| Quote #4
Minny had that big bruise on her arm cause that's what Leroy do when he come home from work." (14.8)
Skeeter, who doesn't always know when to stop, tries to pry into Minny's home life, which almost makes Minny drop out of the project. In the essay in the back of The Help, Stockett says that Demetrie (the person the character of Aibileen is based on) was, like Minny, physically abused by her husband (Skeeter doesn't know this about Minny at this point). Demetrie was also closed-mouthed on the subject.
| Quote #5
I go on home. I don't tell Leroy what's bothering me, but I think about it all weekend long. I've been fired more times than I have fingers. I pray to god I can get my job back on Monday. (17.188)
Minny is never really, truly at home. When she's actually at her own house, she's often either worrying about something she did or said on the job, or trying to survive her husband's abuse. Maybe things will be different after she and the kids have moved out.
| Quote #6
It was every day from 1941 to 1947 waiting for them beatings to be over. I wish to God I'd told John Dudley Green he ain't going to hell. That he ain't no sideshow freak cause he like boys. God I wish I'd fill his ear with good things like I'm trying to do with Mae Mobley. (22.45)

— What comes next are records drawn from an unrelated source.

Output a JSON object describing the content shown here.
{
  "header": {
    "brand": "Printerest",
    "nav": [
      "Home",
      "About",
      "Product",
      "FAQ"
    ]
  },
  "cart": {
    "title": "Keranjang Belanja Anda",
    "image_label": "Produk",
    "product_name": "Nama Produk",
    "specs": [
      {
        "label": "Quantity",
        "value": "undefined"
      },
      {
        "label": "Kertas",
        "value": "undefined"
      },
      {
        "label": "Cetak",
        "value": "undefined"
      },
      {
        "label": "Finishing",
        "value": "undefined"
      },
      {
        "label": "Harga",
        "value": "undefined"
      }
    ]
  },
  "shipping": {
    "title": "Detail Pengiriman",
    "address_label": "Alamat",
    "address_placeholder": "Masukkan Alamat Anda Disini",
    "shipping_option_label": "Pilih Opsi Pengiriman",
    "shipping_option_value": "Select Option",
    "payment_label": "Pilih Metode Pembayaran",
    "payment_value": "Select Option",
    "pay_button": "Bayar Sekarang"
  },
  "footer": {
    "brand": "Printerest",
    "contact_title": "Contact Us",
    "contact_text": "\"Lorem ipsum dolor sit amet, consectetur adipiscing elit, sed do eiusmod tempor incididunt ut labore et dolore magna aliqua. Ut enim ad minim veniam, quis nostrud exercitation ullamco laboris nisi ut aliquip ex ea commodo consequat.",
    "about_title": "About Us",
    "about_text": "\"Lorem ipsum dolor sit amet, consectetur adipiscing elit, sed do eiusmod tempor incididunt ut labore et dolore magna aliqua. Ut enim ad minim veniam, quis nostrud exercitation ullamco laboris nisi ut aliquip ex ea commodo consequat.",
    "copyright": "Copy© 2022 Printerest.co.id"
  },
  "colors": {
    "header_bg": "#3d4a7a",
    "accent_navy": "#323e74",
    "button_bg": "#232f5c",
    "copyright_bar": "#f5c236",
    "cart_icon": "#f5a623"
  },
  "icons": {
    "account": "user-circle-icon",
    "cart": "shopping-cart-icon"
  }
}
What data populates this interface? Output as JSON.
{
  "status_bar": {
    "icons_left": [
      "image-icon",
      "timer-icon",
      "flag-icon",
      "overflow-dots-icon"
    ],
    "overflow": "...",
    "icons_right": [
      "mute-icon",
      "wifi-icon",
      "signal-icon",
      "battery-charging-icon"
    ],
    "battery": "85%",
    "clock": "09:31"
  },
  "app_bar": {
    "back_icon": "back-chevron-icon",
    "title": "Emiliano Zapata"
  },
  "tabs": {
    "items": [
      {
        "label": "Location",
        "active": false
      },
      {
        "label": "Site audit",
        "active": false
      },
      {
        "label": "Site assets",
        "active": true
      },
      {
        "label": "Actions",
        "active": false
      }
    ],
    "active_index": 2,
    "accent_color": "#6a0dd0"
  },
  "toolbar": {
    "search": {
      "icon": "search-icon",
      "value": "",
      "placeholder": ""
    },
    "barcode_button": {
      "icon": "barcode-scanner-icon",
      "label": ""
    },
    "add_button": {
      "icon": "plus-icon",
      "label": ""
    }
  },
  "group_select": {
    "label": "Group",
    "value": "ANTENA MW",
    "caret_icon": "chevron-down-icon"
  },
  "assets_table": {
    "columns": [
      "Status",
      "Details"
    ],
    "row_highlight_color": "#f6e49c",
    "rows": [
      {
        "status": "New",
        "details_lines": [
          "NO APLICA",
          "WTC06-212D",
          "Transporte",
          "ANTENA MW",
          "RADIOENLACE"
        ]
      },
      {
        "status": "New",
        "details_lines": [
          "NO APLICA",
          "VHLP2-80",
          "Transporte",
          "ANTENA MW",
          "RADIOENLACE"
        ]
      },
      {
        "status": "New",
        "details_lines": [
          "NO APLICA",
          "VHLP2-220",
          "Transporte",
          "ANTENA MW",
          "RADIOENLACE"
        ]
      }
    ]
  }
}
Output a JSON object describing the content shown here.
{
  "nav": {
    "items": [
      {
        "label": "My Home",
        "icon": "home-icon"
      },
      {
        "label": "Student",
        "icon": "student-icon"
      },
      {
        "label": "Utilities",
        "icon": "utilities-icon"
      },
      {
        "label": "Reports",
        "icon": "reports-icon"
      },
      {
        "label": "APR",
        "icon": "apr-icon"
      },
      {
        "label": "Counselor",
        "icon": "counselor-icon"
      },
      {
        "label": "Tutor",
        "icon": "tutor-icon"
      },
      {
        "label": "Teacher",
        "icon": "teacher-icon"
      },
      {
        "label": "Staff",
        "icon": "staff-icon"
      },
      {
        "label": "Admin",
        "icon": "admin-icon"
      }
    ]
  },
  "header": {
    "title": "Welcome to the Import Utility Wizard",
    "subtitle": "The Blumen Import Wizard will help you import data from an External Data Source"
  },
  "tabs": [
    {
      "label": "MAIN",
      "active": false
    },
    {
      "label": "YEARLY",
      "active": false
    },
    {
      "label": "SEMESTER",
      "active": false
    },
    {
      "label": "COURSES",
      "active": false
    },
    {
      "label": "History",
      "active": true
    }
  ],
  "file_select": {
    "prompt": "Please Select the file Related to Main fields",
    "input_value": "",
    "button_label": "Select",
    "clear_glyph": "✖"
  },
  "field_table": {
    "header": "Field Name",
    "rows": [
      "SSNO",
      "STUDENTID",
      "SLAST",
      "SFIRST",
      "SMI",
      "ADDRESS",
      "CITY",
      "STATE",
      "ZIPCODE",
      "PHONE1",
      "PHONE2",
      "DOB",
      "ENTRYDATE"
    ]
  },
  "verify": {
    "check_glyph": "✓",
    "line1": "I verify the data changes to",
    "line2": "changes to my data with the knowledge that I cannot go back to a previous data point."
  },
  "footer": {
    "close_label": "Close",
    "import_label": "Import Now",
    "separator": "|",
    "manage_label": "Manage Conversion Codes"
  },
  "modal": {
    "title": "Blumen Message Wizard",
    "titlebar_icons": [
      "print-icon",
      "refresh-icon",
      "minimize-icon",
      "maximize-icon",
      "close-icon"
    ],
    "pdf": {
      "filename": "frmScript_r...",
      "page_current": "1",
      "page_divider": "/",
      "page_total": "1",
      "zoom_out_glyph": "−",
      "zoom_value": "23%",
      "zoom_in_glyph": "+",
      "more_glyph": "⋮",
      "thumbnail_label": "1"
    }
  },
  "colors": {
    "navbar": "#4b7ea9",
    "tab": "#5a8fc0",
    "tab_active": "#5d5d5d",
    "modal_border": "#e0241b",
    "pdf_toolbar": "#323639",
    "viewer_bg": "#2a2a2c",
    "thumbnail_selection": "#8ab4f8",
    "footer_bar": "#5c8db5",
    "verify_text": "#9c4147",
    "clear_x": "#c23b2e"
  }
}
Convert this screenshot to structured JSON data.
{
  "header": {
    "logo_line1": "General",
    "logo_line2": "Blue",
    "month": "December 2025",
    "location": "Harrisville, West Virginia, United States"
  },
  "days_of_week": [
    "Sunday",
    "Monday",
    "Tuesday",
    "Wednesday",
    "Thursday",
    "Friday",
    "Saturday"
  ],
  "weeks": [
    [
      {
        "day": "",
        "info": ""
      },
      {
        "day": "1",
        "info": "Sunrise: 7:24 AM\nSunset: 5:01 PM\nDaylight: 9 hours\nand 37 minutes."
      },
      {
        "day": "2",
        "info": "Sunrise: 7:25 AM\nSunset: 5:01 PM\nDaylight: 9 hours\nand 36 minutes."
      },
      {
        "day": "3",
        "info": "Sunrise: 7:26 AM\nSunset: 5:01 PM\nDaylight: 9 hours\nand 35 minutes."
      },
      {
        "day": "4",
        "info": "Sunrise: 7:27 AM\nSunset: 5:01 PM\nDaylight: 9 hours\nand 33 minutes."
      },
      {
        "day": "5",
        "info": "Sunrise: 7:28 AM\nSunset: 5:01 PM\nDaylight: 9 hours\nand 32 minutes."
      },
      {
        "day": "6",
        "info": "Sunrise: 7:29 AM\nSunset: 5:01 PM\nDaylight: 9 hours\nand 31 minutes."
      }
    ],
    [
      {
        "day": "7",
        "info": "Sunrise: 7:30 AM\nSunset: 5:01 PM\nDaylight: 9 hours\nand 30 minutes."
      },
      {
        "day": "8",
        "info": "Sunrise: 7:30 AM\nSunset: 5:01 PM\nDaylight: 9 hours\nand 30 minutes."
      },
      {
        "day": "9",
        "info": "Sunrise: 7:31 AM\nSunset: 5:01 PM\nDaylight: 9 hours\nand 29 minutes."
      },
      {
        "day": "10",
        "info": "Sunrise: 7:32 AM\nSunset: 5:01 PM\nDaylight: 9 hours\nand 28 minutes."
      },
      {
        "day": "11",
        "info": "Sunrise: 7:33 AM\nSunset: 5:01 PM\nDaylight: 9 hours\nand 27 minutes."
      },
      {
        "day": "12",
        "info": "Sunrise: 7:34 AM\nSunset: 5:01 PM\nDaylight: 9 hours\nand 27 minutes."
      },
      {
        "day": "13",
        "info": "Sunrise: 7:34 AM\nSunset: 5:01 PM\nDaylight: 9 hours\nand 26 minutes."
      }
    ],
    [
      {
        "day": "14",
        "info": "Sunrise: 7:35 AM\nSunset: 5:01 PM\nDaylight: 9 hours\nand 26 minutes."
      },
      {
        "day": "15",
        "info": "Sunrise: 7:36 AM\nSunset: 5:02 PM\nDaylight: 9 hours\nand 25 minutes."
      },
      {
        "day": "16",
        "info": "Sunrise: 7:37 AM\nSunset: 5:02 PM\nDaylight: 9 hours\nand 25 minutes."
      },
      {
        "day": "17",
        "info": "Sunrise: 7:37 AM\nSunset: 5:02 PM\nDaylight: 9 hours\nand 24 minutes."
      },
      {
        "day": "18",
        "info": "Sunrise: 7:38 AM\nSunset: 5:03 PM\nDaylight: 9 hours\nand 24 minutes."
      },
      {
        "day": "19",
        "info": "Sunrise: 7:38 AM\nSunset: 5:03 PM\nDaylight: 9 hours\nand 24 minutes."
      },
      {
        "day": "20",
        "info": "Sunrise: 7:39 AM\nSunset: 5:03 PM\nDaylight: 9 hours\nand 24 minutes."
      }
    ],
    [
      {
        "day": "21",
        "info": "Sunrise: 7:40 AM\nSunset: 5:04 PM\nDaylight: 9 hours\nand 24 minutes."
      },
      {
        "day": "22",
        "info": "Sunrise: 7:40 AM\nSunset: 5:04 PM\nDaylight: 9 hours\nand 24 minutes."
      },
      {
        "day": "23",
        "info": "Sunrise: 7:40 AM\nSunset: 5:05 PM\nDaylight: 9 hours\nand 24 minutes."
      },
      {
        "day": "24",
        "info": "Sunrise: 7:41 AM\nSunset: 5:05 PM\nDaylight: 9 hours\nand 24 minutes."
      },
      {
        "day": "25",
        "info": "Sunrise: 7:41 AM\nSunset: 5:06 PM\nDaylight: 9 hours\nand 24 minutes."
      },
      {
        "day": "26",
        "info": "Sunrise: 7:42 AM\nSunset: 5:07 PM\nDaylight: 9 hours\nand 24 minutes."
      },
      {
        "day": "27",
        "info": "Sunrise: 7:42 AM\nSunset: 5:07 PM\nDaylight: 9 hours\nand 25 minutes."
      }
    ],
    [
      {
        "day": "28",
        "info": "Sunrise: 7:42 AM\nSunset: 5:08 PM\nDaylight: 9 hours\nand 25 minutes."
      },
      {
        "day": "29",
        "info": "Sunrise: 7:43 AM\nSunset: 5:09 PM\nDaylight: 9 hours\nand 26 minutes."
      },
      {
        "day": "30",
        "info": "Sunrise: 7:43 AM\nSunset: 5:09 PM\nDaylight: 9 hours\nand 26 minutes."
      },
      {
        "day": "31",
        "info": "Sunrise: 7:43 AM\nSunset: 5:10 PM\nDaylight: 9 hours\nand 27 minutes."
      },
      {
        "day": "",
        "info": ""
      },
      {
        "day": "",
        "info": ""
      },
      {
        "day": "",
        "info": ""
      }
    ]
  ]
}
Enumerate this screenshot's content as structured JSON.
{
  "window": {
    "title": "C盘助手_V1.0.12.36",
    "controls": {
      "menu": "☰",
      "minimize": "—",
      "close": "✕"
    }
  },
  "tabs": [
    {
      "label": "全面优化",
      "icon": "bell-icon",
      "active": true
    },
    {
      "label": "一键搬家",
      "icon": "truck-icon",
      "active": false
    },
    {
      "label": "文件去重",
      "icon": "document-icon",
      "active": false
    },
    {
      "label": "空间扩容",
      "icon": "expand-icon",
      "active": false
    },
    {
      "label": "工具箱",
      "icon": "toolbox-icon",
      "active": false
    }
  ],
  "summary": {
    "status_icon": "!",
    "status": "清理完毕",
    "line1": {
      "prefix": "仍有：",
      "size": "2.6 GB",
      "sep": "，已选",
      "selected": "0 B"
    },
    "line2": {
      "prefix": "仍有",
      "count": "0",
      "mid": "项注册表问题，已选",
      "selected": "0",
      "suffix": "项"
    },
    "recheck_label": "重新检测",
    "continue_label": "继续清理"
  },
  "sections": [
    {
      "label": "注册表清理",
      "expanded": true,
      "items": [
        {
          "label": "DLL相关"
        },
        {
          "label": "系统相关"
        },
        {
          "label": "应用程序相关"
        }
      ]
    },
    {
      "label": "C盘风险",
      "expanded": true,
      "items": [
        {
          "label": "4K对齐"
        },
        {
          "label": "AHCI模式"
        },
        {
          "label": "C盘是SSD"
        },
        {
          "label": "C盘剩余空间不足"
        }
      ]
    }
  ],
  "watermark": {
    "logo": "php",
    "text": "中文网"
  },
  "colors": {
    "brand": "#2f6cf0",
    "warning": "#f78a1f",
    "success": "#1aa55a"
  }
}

Aibileen's memory shows us that many of the so-called good southern homes are sites of hidden child abuse and terror.